Start of Block

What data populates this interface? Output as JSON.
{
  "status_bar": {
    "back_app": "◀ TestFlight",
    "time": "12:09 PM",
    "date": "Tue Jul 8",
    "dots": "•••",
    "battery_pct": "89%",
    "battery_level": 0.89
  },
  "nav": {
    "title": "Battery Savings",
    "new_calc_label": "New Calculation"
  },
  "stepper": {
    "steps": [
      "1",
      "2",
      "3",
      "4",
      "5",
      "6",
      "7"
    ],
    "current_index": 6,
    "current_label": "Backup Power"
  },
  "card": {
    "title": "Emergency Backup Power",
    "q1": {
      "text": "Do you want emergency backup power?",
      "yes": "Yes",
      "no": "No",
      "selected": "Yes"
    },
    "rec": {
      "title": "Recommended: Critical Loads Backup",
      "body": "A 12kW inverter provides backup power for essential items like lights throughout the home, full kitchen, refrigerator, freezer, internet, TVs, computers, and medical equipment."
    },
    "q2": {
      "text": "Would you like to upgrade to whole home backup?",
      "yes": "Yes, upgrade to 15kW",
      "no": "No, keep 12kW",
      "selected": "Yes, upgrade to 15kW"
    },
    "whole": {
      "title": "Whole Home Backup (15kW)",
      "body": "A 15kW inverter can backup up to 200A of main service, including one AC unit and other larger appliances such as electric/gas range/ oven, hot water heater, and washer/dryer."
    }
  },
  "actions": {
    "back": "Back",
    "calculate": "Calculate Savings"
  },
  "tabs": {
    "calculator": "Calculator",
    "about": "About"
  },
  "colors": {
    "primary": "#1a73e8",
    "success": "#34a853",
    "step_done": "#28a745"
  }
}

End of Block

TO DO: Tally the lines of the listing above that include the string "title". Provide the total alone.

THE COMPLETED TASK: 4